Second UMass student diagnosed with meningitis

Students in stable condition

AMHERST, Mass. (WWLP) – A second UMass student has been diagnosed with meningitis.

The student was diagnosed Sunday, about 3 weeks after the first UMass student came down with the disease. Both students were treated with antibiotics and were taken to the hospital.

“I’m not too nervous I’m a very sanitary person as long as you keep doing what you’re doing wash your hands and stuff,” said Nick Falcione, Sophomore at UMass Amherst.  “I don’t see an issue about it.”

Meningitis is an infection of the lining of the brain, which can be caused by both a virus or bacteria. Symptoms include fever, chills, and stiff neck.
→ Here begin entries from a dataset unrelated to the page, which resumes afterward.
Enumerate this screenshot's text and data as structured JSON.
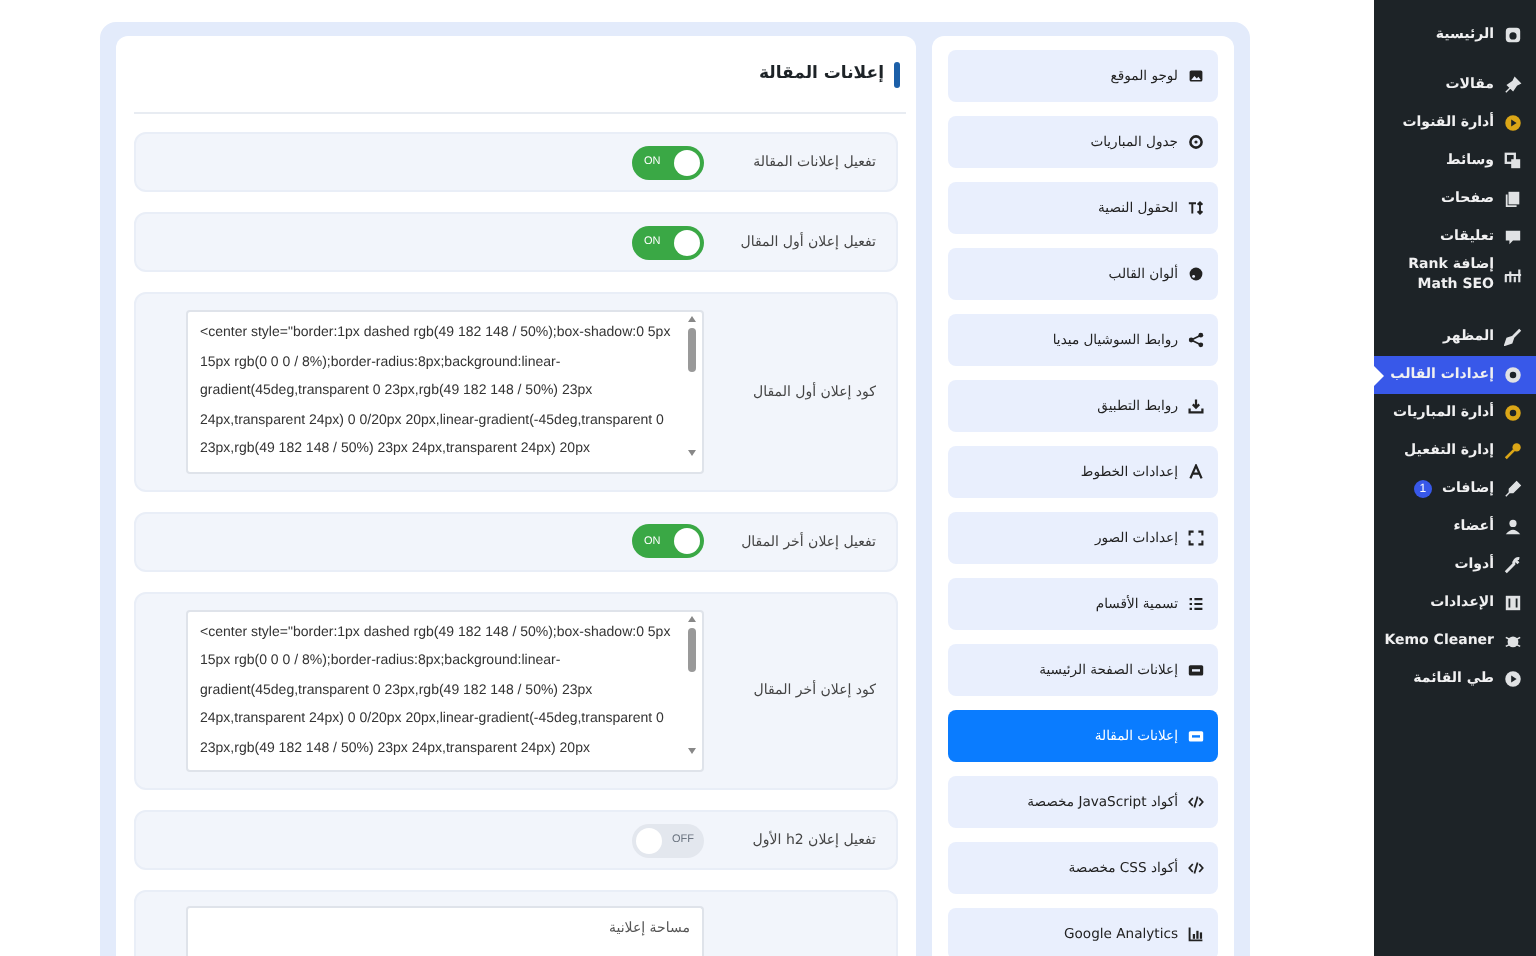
{
  "panel": {
    "title": "إعلانات المقالة",
    "rows": [
      {
        "kind": "toggle",
        "label": "تفعيل إعلانات المقالة",
        "on": true,
        "text": "ON"
      },
      {
        "kind": "toggle",
        "label": "تفعيل إعلان أول المقال",
        "on": true,
        "text": "ON"
      },
      {
        "kind": "code",
        "label": "كود إعلان أول المقال",
        "value": "<center style=\"border:1px dashed rgb(49 182 148 / 50%);box-shadow:0 5px 15px rgb(0 0 0 / 8%);border-radius:8px;background:linear-gradient(45deg,transparent 0 23px,rgb(49 182 148 / 50%) 23px 24px,transparent 24px) 0 0/20px 20px,linear-gradient(-45deg,transparent 0 23px,rgb(49 182 148 / 50%) 23px 24px,transparent 24px) 20px"
      },
      {
        "kind": "toggle",
        "label": "تفعيل إعلان أخر المقال",
        "on": true,
        "text": "ON"
      },
      {
        "kind": "code",
        "label": "كود إعلان أخر المقال",
        "value": "<center style=\"border:1px dashed rgb(49 182 148 / 50%);box-shadow:0 5px 15px rgb(0 0 0 / 8%);border-radius:8px;background:linear-gradient(45deg,transparent 0 23px,rgb(49 182 148 / 50%) 23px 24px,transparent 24px) 0 0/20px 20px,linear-gradient(-45deg,transparent 0 23px,rgb(49 182 148 / 50%) 23px 24px,transparent 24px) 20px"
      },
      {
        "kind": "toggle",
        "label": "تفعيل إعلان h2 الأول",
        "on": false,
        "text": "OFF"
      },
      {
        "kind": "area",
        "placeholder": "مساحة إعلانية"
      }
    ]
  },
  "nav": [
    {
      "label": "لوجو الموقع",
      "selected": false
    },
    {
      "label": "جدول المباريات",
      "selected": false
    },
    {
      "label": "الحقول النصية",
      "selected": false
    },
    {
      "label": "ألوان القالب",
      "selected": false
    },
    {
      "label": "روابط السوشيال ميديا",
      "selected": false
    },
    {
      "label": "روابط التطبيق",
      "selected": false
    },
    {
      "label": "إعدادات الخطوط",
      "selected": false
    },
    {
      "label": "إعدادات الصور",
      "selected": false
    },
    {
      "label": "تسمية الأقسام",
      "selected": false
    },
    {
      "label": "إعلانات الصفحة الرئيسية",
      "selected": false
    },
    {
      "label": "إعلانات المقالة",
      "selected": true
    },
    {
      "label": "أكواد JavaScript مخصصة",
      "selected": false
    },
    {
      "label": "أكواد CSS مخصصة",
      "selected": false
    },
    {
      "label": "Google Analytics",
      "selected": false
    }
  ],
  "sidebar": {
    "items": [
      {
        "label": "الرئيسية",
        "selected": false
      },
      {
        "label": "مقالات",
        "selected": false
      },
      {
        "label": "أدارة القنوات",
        "selected": false
      },
      {
        "label": "وسائط",
        "selected": false
      },
      {
        "label": "صفحات",
        "selected": false
      },
      {
        "label": "تعليقات",
        "selected": false
      },
      {
        "label": "إضافة Rank Math SEO",
        "selected": false
      },
      {
        "label": "المظهر",
        "selected": false
      },
      {
        "label": "إعدادات القالب",
        "selected": true
      },
      {
        "label": "أدارة المباريات",
        "selected": false
      },
      {
        "label": "إدارة التفعيل",
        "selected": false
      },
      {
        "label": "إضافات",
        "selected": false,
        "badge": "1"
      },
      {
        "label": "أعضاء",
        "selected": false
      },
      {
        "label": "أدوات",
        "selected": false
      },
      {
        "label": "الإعدادات",
        "selected": false
      },
      {
        "label": "Kemo Cleaner",
        "selected": false
      },
      {
        "label": "طي القائمة",
        "selected": false
      }
    ]
  }
}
One in ten meningitis cases results in death.

Meningitis is a deadly disease, but you can prevent yourself from getting it. The university is offering vaccines to all students who have health insurance. UMass is trying to determine if there is a connection between the two cases.
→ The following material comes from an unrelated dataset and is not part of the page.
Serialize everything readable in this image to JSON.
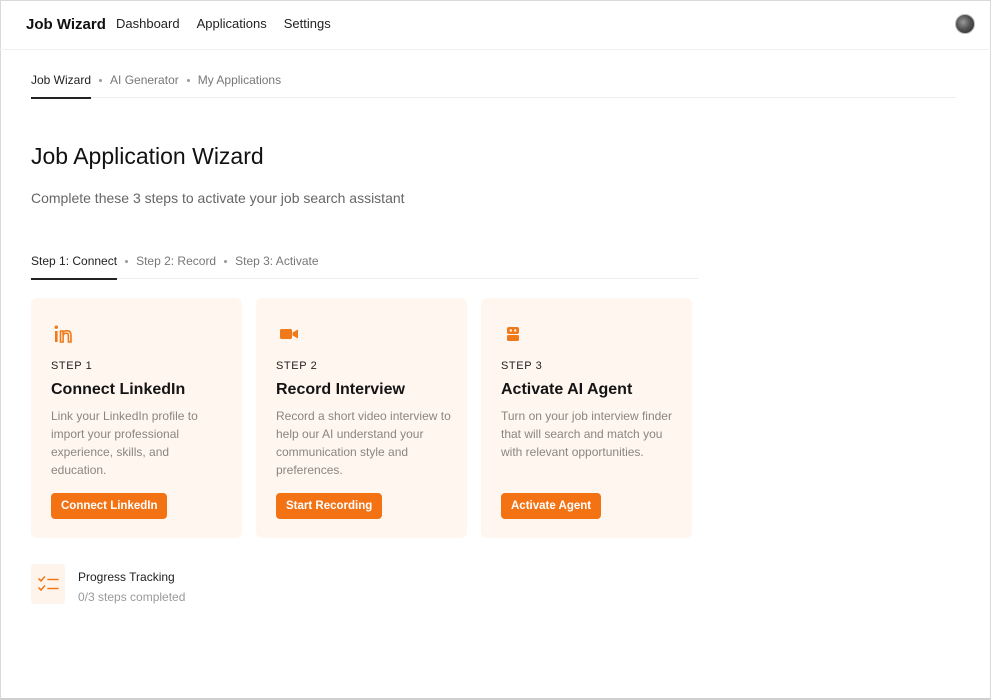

“It’s not clear yet that there is a relationship between the first and second case. We are operating on the concern that there may be. We will learn that over the course of the next week,” said Dr. George Correy, Executive Director of UMass Health Services.

UMass students are being asked to avoid sharing personal items like water bottles, silverware and cigarettes. Dr. Correy told 22News meningitis mostly targets people between the ages of 16 and 24.

UMass student diagnosed with contagious illness; university taking precautions